* _Directions for this task_:
Check each line of the entries below for the word "Mahallesi", and copy the lines that have it.

(Component data from apps and pages)
++++++++++++++++++++

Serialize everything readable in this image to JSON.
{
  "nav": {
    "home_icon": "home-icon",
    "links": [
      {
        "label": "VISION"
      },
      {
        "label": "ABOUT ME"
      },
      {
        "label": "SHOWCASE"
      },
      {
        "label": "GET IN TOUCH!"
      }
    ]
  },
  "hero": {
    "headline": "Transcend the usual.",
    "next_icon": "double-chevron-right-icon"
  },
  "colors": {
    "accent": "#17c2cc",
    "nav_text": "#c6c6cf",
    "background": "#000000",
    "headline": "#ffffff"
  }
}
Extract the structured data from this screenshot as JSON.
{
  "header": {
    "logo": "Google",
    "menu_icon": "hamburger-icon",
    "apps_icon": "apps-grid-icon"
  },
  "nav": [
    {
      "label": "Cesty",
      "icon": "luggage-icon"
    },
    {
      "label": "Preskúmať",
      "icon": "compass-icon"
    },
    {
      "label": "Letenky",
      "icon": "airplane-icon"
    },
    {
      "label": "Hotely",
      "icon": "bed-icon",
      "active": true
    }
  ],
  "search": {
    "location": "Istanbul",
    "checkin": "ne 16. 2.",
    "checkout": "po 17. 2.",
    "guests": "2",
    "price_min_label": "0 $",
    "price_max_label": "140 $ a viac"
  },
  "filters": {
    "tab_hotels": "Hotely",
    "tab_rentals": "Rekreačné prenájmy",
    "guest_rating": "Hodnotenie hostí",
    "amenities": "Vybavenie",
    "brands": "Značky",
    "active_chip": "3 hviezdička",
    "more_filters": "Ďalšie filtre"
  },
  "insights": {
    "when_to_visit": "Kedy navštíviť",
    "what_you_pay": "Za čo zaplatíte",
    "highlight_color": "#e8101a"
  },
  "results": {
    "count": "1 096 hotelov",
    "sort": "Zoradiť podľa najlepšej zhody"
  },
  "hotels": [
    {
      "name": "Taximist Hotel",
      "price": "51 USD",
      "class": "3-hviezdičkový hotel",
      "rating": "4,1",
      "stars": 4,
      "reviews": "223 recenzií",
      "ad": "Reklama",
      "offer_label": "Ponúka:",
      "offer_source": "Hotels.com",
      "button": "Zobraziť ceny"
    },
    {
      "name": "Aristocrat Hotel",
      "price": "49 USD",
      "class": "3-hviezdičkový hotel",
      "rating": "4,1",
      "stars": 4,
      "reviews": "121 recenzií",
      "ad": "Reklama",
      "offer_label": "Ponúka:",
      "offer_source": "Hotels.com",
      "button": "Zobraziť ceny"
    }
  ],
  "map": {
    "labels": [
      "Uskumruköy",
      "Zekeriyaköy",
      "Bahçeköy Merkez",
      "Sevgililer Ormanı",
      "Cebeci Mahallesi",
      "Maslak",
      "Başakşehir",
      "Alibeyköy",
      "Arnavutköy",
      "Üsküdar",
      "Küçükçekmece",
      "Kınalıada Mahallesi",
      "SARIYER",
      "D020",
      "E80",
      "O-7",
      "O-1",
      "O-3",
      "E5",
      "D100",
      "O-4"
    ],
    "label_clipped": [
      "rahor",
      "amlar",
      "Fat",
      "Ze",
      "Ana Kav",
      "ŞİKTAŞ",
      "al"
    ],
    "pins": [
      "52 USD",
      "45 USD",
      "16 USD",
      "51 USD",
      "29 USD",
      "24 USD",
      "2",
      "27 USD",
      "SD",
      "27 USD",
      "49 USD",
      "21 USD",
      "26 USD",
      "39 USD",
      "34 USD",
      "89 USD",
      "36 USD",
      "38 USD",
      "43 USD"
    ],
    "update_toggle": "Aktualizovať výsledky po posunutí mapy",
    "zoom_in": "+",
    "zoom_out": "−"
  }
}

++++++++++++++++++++

* _Your solution_:
      "Cebeci Mahallesi",
      "Kınalıada Mahallesi",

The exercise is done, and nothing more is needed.